2017 Volume 125 Issue 3 Pages 117-128
Approximately 90% of anatomically modern humans (AMHs) are right-handed. This handedness is related to laterality patterns of the upper limb due to habitual activity patterns which are known to leave marks on the bone structure. Various studies have shown that Neanderthals were also right-handed in very similar proportions to AMHs. Here, for the first time, 3D geometric morphometric techniques are used to study humeral laterality in a Spanish modern human population and to make a comparative study with a Neanderthal sample. Results obtained in the modern human population show a larger right humerus and clear differences in shape laterality. Shape differences in both epiphyses and in the complete humerus could be caused by non-allometric factors. This could suggest different activity pattern in both arms during life.
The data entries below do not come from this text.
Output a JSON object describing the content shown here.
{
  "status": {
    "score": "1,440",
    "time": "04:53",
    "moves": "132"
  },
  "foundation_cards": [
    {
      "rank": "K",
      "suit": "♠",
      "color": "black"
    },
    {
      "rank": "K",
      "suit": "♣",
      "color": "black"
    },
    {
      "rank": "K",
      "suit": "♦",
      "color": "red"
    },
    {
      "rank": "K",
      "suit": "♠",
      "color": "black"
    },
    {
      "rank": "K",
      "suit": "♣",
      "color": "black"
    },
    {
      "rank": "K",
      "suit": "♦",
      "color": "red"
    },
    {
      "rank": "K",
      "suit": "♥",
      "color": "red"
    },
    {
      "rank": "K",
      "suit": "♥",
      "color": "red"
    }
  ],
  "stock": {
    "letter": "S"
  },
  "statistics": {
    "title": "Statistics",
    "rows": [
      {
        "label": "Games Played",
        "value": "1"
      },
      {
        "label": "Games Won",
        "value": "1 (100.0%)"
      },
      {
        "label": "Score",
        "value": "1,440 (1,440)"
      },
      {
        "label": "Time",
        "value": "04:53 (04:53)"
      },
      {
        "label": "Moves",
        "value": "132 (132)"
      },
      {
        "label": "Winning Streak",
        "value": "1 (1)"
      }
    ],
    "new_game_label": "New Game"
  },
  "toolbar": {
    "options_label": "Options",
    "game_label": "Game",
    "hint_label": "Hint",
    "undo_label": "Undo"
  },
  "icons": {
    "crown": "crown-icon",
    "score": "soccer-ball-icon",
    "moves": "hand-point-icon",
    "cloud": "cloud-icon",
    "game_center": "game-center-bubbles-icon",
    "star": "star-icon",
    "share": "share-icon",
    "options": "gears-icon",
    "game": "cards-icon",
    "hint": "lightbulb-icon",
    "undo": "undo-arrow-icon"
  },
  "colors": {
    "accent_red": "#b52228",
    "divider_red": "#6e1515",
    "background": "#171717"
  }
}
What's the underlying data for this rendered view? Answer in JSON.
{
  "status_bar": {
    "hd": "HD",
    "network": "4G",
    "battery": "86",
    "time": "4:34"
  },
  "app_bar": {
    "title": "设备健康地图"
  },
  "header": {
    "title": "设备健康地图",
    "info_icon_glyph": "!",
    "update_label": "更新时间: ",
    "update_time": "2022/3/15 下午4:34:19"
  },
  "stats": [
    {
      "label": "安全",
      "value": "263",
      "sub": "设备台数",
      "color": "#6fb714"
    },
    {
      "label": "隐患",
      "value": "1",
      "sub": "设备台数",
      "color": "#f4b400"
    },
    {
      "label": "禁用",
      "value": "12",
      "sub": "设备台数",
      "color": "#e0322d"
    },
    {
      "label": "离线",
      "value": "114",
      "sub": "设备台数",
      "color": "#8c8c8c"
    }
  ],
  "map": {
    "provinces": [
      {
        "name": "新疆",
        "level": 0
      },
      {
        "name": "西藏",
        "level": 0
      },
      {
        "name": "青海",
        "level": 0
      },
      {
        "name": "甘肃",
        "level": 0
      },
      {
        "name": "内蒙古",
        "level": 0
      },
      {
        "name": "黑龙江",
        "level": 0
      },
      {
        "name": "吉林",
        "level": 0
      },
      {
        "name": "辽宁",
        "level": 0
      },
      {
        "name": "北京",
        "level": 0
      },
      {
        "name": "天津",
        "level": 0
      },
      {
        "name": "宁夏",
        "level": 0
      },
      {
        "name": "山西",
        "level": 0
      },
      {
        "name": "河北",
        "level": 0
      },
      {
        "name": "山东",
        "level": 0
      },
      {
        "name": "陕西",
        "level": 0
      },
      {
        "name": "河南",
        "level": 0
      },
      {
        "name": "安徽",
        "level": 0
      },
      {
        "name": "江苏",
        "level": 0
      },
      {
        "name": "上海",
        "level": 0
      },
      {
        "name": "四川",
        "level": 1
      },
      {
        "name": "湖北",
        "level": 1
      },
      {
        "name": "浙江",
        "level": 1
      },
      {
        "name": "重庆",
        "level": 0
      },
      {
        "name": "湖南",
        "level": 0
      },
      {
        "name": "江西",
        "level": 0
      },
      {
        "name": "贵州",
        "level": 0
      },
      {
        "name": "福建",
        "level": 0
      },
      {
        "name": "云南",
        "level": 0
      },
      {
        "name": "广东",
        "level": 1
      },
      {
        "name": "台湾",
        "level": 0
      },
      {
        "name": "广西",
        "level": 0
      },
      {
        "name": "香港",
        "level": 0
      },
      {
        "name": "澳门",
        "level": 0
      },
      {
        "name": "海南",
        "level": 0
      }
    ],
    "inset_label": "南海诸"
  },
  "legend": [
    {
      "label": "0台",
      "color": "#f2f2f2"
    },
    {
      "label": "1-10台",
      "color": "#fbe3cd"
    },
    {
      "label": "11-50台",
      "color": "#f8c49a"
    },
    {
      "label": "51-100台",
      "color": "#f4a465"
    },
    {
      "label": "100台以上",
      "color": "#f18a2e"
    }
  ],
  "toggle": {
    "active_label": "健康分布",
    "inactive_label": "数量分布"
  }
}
Shaft shape laterality could be explained by allometric factors, i.e. shape variability is related to size variability. Neanderthals show a larger right humerus compared to the left and the mean shape comparison with the common anatomical regions presents a non-significant result. Finally, olecranon fossa width is the only feature that clearly differs between modern humans and Neanderthals, with geometric morphometric and linear measures being wider on the Neanderthal left side and wider on the modern human population right side. This difference may be due to a combination of different factors and behaviors that involve complete extension of the elbow joint.